The National Football League is having an undeniably awful week.
On Tuesday, several state attorneys general sent a letter to NFL Commissioner Roger Goodell voicing “grave concerns” about allegations of workplace harassment and discrimination experienced by women working in league offices.
The AGs, including New York's Letitia James, warned that the league could face a broad investigation into its inner workings if it doesn’t take substantive steps to address the allegations.
Some of the harassment and discrimination allegations were detailed in an extensive New York Times report in February, and included claims that female employees were marginalized in their roles, forced to watch a video of former NFL running back Ray Rice abusing his wife, and being asked to publicly voice whether they’d personally experienced domestic violence.
Investigations can turn up all sorts of ugly and embarrassing details. Just ask Jon Gruden.
Other reports of sexual predation by Washington Commanders owner Dan Snyder were addressed in a congressional hearing in February. (Snyder has denied the allegations.)
“Our offices will use the full weight of our authority to investigate and prosecute allegations of harassment, discrimination, or retaliation by employers throughout our states, including at the National Football League,” the AGs said in their letter Tuesday.
And things only got worse for the NFL by week’s end.
On Thursday, two Black coaches joined former Miami Dolphins head coach Brian Flores’ class-action lawsuit accusing the league of discrimination.

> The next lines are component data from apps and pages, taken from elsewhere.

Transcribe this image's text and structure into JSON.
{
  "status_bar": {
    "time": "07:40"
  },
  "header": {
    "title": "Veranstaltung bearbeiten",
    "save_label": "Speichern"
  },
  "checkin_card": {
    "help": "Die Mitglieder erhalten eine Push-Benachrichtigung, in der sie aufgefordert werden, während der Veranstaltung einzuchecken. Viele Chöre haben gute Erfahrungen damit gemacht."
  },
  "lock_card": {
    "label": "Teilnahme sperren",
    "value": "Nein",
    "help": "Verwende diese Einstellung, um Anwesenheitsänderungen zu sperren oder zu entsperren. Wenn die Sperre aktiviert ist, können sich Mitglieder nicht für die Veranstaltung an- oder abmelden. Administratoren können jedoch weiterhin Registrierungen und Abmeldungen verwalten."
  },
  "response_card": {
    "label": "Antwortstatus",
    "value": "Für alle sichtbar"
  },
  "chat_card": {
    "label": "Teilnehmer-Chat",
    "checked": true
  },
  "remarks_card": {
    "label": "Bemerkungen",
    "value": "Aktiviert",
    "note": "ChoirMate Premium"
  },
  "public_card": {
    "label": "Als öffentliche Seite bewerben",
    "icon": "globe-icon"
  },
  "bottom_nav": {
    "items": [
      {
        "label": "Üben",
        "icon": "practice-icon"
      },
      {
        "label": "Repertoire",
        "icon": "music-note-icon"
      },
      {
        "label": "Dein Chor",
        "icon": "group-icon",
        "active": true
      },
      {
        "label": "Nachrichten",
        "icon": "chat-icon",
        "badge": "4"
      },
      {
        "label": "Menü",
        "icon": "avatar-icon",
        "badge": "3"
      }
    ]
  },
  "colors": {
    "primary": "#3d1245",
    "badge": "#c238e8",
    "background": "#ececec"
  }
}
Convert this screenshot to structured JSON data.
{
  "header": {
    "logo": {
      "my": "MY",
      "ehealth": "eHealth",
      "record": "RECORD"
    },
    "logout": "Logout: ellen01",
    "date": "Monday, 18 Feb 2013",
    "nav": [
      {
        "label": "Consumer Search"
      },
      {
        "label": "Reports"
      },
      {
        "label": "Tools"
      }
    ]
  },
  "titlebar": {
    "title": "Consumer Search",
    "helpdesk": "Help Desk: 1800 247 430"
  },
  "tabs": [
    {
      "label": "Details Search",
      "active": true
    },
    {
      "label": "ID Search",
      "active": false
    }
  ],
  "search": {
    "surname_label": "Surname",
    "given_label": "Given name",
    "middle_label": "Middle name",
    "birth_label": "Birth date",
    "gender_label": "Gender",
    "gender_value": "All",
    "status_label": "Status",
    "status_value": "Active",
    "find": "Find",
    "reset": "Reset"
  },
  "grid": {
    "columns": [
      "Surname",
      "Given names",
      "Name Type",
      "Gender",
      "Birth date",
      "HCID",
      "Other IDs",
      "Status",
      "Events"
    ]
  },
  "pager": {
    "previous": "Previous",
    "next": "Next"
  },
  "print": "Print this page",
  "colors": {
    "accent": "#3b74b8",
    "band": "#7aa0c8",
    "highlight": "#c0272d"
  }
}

Flores, who is Black, alleges he was offered money by Dolphins owner Stephen Ross to lose games on purpose, and he said other teams gave him sham interviews that violated the league’s Rooney Rule, meant to ensure that minority candidates are interviewed for coaching positions.
The NFL, with its paltry contingent of Black coaches, has long been accused of discrimination and setting up Black coaches for failure. The fact multiple coaches are now willing to tie their names to those allegations in a court of law should deeply concern the NFL. Investigations can turn up all sorts of ugly and embarrassing detail. Just ask Jon Gruden.
Former Arizona Cardinals head coach Steve Wilks was one of the coaches to join Flores’ suit, alleging he was effectively hired in 2018 to keep the seat warm for another coach and “not given any meaningful chance to succeed.” He was fired after going 3-13 in his first season.
Former Tennessee Titans defensive coordinator Ray Horton joined as well, alleging he — like Flores — had been given a sham head coach interview by the Titans in 2016 for the sole purpose of satisfying the team’s Rooney Rule obligations. Those claims seem to be corroborated by the man who eventually got that job, Mike Mularkey, who said in a 2020 podcast that Titans ownership told him the job was his before Horton had his interview.
“I sat there knowing I was the head coach in ‘16 as they went through this fake hiring process,” he said.
The NFL has denied Flores' allegations and, in response to the February report from the Times, disputed that the league was insensitive to issues of gender and racial inequality. The Dolphins, Cardinals and Titans have also denied the former coaches' allegations.
But as the adage goes, “where there’s smoke, there’s fire.” But when it comes to the NFL’s issues with racist discrimination and misogynist marginalization, we’re talking about a blaze that’s been raging in plain sight for decades. Whatever the legal outcome, the league's facade of morality is falling to pieces.